Joanna Rose - English, 1952

Joanna Rose (22 November 1930 – 13 November 2021) was a graduate of Bryn Mawr College and the Shakespeare Institute, and was a founding member and driving force of the American Friends of St Hilda’s. Known for her support for humanities and the arts, Joanna was for many years the Chairman of Partisan Review, the US political and literary quarterly which published the works of many leading writers until it closed in 2003.

She was also a board member of Bay St. Theatre, Sag Harbor, New York State Council for the Humanities, CUNY Graduate Center for the Humanities; The Paper Bag Players, Fellow of New York Institute for the Humanities, and on the advisory council, Poets and Writers Inc., National Dance Institute.

Reflections on my time at St Hilda’s

I arrived in Oxford in the autumn of 1952 with two suitcases filled with clothes my mother made for an English winter (a Bryn Mawr European fellowship only went so far).  I carried a copy of Zuleika Dobson and books by my Bryn Mawr professors, Samuel Claggett Chew and Arthur Colby Sprague. The first thing I did was to buy warm tights in bright colors and tell everyone they were the fashion in America.  My second purchase was a gray duffel coat which I treasured for decades.  I felt completely at home.

After four years in an all-female college, I insisted on living in 'digs'; St. Hilda's was amenable so Tony Quinton (married to my college friend, Marcelle) found me a splendid room at 35 Museum Road near The Lamb & Flag and St. Giles, not far from The Bodleian and within walking distance of the High.  My fellow boarders were David Lewis, a classics don at Christ Church, the poet John Adlard and the anthropologist John Middleton.

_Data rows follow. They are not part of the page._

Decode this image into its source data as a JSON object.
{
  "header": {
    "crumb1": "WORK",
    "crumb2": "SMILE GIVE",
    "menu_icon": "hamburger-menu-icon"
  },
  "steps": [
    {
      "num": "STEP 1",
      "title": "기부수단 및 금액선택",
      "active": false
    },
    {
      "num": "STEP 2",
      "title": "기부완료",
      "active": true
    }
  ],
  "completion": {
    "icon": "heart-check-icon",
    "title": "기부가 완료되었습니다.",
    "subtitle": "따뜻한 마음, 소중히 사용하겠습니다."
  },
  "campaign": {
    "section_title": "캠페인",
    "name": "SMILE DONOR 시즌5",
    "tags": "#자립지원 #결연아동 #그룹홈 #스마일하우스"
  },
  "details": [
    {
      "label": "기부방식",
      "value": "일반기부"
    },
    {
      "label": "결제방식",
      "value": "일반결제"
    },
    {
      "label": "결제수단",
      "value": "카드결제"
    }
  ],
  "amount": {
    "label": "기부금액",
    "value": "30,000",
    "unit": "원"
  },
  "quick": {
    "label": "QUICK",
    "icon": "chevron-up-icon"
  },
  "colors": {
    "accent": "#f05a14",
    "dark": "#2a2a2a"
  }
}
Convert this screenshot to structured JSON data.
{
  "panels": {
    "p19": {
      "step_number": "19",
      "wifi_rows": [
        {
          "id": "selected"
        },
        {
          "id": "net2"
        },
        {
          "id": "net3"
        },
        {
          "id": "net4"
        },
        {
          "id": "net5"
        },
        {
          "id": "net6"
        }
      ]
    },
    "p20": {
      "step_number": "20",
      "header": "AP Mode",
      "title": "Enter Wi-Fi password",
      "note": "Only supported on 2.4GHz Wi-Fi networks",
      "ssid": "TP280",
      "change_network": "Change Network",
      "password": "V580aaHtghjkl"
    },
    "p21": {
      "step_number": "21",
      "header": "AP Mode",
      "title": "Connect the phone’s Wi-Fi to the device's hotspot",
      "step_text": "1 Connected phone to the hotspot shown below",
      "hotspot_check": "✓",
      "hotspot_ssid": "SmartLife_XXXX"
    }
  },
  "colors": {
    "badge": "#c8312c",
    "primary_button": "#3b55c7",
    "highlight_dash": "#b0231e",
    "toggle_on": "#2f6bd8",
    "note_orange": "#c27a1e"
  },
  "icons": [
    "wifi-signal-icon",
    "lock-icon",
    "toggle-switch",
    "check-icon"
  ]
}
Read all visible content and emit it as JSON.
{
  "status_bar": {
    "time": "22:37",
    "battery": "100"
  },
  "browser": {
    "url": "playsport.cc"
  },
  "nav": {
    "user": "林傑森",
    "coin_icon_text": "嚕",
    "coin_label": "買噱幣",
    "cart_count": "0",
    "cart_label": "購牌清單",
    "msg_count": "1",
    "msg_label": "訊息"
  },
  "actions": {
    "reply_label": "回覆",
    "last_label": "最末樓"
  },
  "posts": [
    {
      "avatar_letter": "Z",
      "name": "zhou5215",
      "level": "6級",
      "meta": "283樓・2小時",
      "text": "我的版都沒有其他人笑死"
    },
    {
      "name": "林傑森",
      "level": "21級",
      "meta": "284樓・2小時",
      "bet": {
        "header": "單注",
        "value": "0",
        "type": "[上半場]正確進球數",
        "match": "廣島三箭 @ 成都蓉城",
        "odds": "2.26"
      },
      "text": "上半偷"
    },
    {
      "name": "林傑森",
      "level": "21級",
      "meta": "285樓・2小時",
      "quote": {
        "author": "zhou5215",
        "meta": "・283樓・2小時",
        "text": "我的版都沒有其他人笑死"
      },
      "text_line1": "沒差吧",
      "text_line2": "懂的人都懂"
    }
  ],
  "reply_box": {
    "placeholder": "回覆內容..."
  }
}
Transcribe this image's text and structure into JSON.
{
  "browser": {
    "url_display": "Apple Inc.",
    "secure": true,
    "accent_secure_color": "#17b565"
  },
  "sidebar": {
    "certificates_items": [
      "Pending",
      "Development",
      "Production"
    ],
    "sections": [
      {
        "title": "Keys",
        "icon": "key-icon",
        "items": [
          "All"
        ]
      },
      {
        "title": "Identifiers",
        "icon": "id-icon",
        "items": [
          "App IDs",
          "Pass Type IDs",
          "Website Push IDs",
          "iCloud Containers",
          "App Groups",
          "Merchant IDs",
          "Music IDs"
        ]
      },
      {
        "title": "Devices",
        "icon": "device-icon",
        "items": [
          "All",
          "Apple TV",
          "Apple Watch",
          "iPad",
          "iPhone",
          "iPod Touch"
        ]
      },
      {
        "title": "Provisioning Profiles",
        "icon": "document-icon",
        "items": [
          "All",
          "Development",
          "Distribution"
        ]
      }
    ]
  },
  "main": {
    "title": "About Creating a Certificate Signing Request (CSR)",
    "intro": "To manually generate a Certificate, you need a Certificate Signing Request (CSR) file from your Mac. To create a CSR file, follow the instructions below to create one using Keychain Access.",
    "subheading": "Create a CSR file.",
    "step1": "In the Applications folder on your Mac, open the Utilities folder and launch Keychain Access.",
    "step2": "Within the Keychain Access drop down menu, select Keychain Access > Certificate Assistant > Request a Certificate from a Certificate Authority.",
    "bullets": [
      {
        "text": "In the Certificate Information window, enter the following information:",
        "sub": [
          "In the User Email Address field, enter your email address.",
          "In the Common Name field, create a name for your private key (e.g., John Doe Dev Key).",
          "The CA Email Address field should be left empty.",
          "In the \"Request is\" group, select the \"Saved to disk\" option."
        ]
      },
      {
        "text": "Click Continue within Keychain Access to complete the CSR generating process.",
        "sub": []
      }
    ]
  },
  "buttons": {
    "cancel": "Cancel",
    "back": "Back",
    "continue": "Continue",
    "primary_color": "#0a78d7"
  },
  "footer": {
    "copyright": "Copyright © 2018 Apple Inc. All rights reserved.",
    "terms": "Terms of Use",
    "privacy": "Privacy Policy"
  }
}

My tutors: Helen Gardner, brisk and incisive (18th century) and Dorothy Whitelock, gentle and romantic (Anglo Saxon).  My classmate: the poet Jenny Joseph (my friend these many decades).  Memorable lecturers: Leonard Woolley; C.S. Lewis; Basil Willey.  I recollect in detail a seminar on the poetry of the Romantics that was led by David Cecil and Wallace Robson in which the star pupil was Al Alvarez.

I practically lived at Blackwell's, ate lunches at the Kemp, (an upstairs cafeteria on the Broad), and often went to Friday night gatherings at Leslie and Alice Orgel's.  There I met Catherine Freeman, still a dear friend, as are our children and grandchildren.

There were few low points.  One was when we gathered in Rhodes House on U.S. election night prepared to toast Stevenson as our new president only to find Dwight Eisenhower an easy victor.  For most of us it was our first time voting and we were stunned.

Considered a bluestocking at home, plain, outspoken and much too curious, I found that here in Oxford, I was glamorous (those red tights), different, in demand.  I soaked it all up - boat races, commem balls, heated philosophic discussions til two in the morning, serenades, picnics, even (especially) weekly tutorials.

Those were the days when Americans were prized; there were so few of us.  If the British felt contempt, they hid it well.  I was not alone in my desire to learn everything about the Oxford colleges, but I had some advantages, among them that I knew many All Souls Fellows (Isaiah Berlin had been the Flexner Lecturer at Bryn Mawr the year before).

Only the weather presented a challenge.  Once, when I had put my last shilling in the fireplace meter and was still cold, I tossed a book in the direction of a window and accidentally broke it.  Cold, damp air rushed in and realization of the cost of window repair sobered me quickly.

I remember sipping tea in The Mitre, writing poetry reviews for literary magazines, punting on the Isis, eating my first Scotch egg in a pub near the bus station, hitch-hiking to London to watch the coronation of Queen Elizabeth, spending Christmas vacation at the Gloucestershire farm of old friends, traveling during spring vacation to Morocco with a Bryn Mawr classmate.  I probably should have buried myself more in the library, but I was having too glorious a time filling my senses with this new world.  By summer, however, I felt I needed a change from a strictly academic future and wanted to consider other paths.

Oxford remains for me and, I suspect, for many overseas students of the fifties, the world as it should be, could be, and was.